Jane Urquhart.  A Number of Things: Stories of Canada Told Through Fifty Objects . Patrick Crean Editions/Harper Collins. $32.99, 248 pp., ISBN: 9781443432061

Jane Urquhart. A Number of Things: Stories of Canada Told Through Fifty Objects. Patrick Crean Editions/Harper Collins. $32.99, 248 pp., ISBN: 9781443432061

A Review of Jane Urquhart's A Number of Things: Stories of Canada Told Through Fifty Objects

Review by Jessica Rose
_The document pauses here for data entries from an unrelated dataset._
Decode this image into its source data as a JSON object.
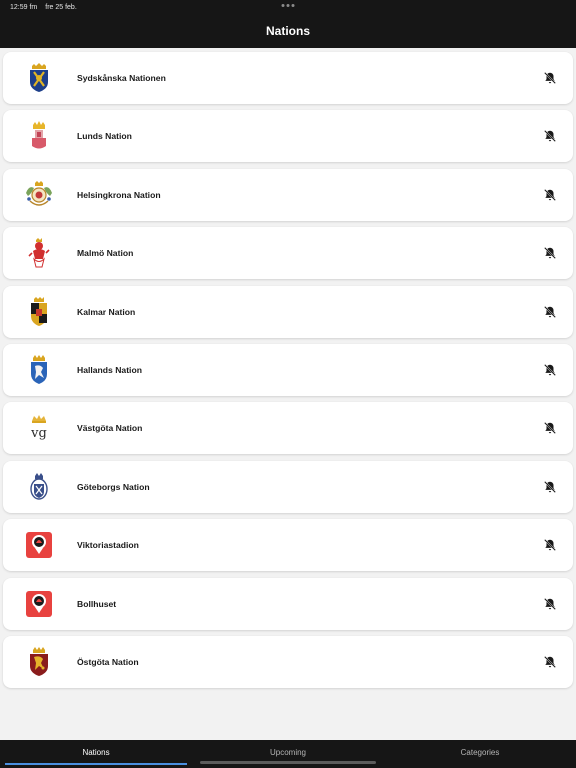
{
  "status_bar": {
    "time": "12:59 fm",
    "date": "fre 25 feb."
  },
  "header": {
    "title": "Nations"
  },
  "nations": [
    {
      "name": "Sydskånska Nationen",
      "logo": "sydskanska-crest"
    },
    {
      "name": "Lunds Nation",
      "logo": "lunds-crest"
    },
    {
      "name": "Helsingkrona Nation",
      "logo": "helsingkrona-crest"
    },
    {
      "name": "Malmö Nation",
      "logo": "malmo-crest"
    },
    {
      "name": "Kalmar Nation",
      "logo": "kalmar-crest"
    },
    {
      "name": "Hallands Nation",
      "logo": "hallands-crest"
    },
    {
      "name": "Västgöta Nation",
      "logo": "vastgota-crest"
    },
    {
      "name": "Göteborgs Nation",
      "logo": "goteborgs-crest"
    },
    {
      "name": "Viktoriastadion",
      "logo": "location-pin-icon"
    },
    {
      "name": "Bollhuset",
      "logo": "location-pin-icon"
    },
    {
      "name": "Östgöta Nation",
      "logo": "ostgota-crest"
    }
  ],
  "bell_icon": "bell-off-icon",
  "tabs": [
    {
      "label": "Nations",
      "active": true
    },
    {
      "label": "Upcoming",
      "active": false
    },
    {
      "label": "Categories",
      "active": false
    }
  ],
  "colors": {
    "accent": "#4a8fe0",
    "bar_bg": "#161616",
    "pin_red": "#e8423f"
  }
}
Countless books and magazine articles tell us there is joy in ridding our lives of objects. The sorting and tossing of material goods is touted as therapeutic, a remedy for anxiety and guilt. For some, minimalism breeds creativity, but for novelist and poet Jane Urquhart, objects house inspiration. Her latest offering — A Number of Things: Stories of Canada Told Through Fifty Objects — is a celebration of unexpected artifacts and the unique narratives that tie them to the Canadian experience. 

Commissioned by Patrick Crean Editions, an imprint of HarperCollins, A Number of Things marks Canada’s 2017 sesquicentennial, bringing together objects of importance from each province and the North. Using a technique called scratchboard, draughtsman and illustrator Scott McKowen carefully and precisely recreates each object.  

The Canadian Oxford Dictionary defines an object as “a material thing that can be seen or touched.” The Merriam-Webster Dictionary expands on this definition, classifying an object as “a thing you can see and touch and that is not alive.” Urquhart’s definition is far more fluid, extending to include not only living creatures — horses, codfish and oysters — but also places, among them Danceland, a dancehall in Saskatchewan, and the ill-fated Seaview African United Baptist Church in the African Nova Scotian community of Africville. 

“Anyone who knows me can attest to the fact that objects have played a significant role in my life (particularly if you believe, as I do, that works of architecture can be classed in the object category),” writes Urqhuart in A Number of Things’ introduction. Her 50 objects include many that might be found in a museum, but also many that are conceptual. For example, the chapter “Skates” isn’t really about skates as an object at all; rather, it’s about the human experience of “having glided into another state of being, of having left the ordinary behind.”

Beautifully written, A Number of Things is infused with Urquhart’s own curiosity and excitement, as she shares the findings of a book she never expected to write. “I was asked, and I said yes, and after I said yes, I began to write about phenomena that interested and moved me,” she writes. While many of Urquhart’s objects are of importance to Canadian history — the rope used to hang Louis Riel and a microphone used by CBC to spread radio news across Canada are just two examples — many are deeply personal, tied to Urquhart’s own Irish-Canadian heritage and her Ontario upbringing. Objects possess a narrative, “if only concerning the routes they took to become a part of my life,” she writes. Another author, she notes, “would have undoubtedly picked an entirely different set of objects.”

A Number of Things holds great promise early on as Urquhart notes the following in her introduction: “It becomes impossible to think deeply about, for example, a beaver hat without investigating attitudes to animal life, colonization, ecology, the fur trade, capitalism, imperialism, the use and misuse of natural resources, and on and on.” However, the formidable task inherent in this observation proves impossible. At fewer than 250 pages, A Number of Things is too slim a volume to critically analyze each unique entry, leaving readers with stunning descriptions and anecdotes, but also unanswered questions: How might Canada be different without these objects? Why did Urquhart choose these particular objects and not others? 

While readers might not immediately know why each object was chosen, it is clear that Urquhart was very careful not to present a celebration of colonialism. A Number of Things is bookended by two artifacts that embody the excruciating legacies of European contact — leggings used to wrap a Beothuk child’s body at a time when there would have been too few Beothuk left to make a traditional box-and-skin body bag, and a burnt Haisla mask with a haunting statement from a Kitamaat woman: “My grandmother told me that when Christianity came her uncle went down to the beach and burned everything. He had heard that the Lord will not receive you if you still look to your treasures.” 

What makes A Number of Things unique is it brings with it a call to action, encouraging readers to ponder the importance of objects in their own lives and the captivating stories they hold. Inevitably stirring readers’ memories, A Number of Things is a rich collection that compels us to look at Canada in unexpected ways.